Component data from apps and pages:

'''

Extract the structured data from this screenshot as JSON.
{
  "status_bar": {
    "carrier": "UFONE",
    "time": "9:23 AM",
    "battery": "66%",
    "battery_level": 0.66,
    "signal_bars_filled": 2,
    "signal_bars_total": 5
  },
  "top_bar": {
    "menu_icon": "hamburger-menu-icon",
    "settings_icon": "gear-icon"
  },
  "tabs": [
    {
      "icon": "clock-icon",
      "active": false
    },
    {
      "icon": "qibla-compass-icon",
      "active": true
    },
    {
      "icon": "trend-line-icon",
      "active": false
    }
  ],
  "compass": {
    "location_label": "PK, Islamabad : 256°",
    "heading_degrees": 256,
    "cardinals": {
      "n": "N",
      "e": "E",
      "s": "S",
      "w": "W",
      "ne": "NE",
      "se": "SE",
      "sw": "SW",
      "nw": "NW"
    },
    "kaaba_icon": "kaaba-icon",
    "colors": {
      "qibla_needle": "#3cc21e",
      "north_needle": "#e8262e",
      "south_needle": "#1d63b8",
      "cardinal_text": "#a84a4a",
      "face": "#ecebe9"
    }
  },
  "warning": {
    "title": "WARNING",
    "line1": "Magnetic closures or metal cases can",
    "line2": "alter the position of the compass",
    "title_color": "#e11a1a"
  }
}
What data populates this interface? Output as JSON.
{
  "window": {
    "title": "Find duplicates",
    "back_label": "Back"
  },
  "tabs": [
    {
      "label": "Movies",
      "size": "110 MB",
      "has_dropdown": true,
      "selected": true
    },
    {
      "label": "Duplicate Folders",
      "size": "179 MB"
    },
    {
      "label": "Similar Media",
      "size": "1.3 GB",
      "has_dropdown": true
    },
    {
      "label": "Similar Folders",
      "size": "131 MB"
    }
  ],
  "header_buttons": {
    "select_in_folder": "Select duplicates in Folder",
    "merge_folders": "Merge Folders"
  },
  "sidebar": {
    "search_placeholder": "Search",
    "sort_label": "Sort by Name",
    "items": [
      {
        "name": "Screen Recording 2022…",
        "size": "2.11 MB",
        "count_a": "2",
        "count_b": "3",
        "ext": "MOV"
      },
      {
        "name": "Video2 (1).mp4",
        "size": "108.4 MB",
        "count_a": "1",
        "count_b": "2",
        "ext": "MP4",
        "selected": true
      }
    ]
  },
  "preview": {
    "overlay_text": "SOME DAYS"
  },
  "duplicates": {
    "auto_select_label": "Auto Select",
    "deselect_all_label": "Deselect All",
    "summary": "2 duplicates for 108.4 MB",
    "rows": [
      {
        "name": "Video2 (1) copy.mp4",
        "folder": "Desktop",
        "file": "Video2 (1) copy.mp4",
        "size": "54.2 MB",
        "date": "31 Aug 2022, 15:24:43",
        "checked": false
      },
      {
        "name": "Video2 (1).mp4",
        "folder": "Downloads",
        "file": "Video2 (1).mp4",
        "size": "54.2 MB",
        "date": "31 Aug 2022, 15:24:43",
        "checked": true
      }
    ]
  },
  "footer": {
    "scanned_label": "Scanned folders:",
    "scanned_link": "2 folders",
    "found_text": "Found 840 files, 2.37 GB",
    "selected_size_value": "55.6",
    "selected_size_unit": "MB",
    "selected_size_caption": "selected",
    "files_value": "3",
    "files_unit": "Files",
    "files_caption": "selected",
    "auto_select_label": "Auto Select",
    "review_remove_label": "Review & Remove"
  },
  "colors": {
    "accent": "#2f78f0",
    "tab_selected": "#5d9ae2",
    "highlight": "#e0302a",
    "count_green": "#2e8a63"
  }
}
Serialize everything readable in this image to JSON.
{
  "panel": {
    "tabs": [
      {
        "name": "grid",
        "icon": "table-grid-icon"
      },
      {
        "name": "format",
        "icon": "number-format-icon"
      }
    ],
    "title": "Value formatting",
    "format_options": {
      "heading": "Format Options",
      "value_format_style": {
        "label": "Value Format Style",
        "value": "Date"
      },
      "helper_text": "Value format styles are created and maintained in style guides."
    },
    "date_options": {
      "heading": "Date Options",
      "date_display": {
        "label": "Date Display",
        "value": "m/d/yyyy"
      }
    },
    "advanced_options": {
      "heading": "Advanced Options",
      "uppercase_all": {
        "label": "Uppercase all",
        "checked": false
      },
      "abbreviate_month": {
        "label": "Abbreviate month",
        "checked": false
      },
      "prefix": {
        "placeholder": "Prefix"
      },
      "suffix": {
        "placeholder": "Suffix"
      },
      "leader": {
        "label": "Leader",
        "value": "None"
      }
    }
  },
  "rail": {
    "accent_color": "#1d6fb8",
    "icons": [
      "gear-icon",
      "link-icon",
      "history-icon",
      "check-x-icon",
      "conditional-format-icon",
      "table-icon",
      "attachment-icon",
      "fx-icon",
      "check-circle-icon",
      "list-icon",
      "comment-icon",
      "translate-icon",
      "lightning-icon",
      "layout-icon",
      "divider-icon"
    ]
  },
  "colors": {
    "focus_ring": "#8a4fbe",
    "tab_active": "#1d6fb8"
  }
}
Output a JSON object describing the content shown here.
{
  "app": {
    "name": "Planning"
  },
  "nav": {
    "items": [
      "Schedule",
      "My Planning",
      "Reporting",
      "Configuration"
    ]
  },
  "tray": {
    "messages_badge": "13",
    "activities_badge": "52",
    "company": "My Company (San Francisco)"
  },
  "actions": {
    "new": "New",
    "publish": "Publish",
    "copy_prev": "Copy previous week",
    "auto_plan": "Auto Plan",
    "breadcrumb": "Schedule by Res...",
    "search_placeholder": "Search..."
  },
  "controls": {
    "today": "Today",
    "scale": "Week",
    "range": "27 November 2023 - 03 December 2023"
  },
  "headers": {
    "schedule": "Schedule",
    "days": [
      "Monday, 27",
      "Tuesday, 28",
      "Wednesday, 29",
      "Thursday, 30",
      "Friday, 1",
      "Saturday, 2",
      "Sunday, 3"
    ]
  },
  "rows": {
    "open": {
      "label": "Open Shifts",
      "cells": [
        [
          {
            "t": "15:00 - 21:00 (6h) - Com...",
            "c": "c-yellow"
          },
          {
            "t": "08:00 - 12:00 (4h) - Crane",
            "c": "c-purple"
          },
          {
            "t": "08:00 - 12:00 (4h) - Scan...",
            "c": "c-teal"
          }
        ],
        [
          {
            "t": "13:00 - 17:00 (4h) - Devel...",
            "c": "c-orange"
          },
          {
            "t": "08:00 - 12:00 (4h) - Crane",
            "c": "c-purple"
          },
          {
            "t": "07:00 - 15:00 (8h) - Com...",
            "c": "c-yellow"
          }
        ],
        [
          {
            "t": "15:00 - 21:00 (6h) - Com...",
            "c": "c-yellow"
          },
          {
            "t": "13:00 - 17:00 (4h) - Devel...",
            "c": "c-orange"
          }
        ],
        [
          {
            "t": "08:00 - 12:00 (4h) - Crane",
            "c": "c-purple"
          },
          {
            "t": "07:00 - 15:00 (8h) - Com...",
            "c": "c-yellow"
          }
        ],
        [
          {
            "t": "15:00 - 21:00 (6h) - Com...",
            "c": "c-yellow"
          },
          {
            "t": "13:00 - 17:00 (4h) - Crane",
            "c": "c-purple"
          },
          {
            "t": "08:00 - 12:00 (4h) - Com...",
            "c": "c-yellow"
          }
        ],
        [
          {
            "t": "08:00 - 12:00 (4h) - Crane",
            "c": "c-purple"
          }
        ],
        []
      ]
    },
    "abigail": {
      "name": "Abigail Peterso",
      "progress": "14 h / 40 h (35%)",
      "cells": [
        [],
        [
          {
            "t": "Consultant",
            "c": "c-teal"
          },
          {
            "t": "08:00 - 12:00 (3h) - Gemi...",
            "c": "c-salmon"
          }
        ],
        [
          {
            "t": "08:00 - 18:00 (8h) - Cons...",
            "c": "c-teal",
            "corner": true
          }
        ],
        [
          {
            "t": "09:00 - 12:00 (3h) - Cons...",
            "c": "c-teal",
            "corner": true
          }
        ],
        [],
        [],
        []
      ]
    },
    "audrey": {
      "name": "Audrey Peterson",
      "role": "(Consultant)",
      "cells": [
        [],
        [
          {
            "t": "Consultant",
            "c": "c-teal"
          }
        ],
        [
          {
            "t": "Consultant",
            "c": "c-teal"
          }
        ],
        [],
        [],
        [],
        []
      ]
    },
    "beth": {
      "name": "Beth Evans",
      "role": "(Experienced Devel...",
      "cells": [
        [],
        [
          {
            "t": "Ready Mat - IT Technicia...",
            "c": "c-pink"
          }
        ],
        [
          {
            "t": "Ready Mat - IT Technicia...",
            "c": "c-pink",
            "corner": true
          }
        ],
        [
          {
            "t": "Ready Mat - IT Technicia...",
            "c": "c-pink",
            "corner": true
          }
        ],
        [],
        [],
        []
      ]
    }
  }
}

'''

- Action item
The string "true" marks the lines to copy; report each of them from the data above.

- Output for this task
      "active": true
      "has_dropdown": true,
      "selected": true
      "has_dropdown": true
        "selected": true
        "checked": true
            "corner": true
            "corner": true
            "corner": true
            "corner": true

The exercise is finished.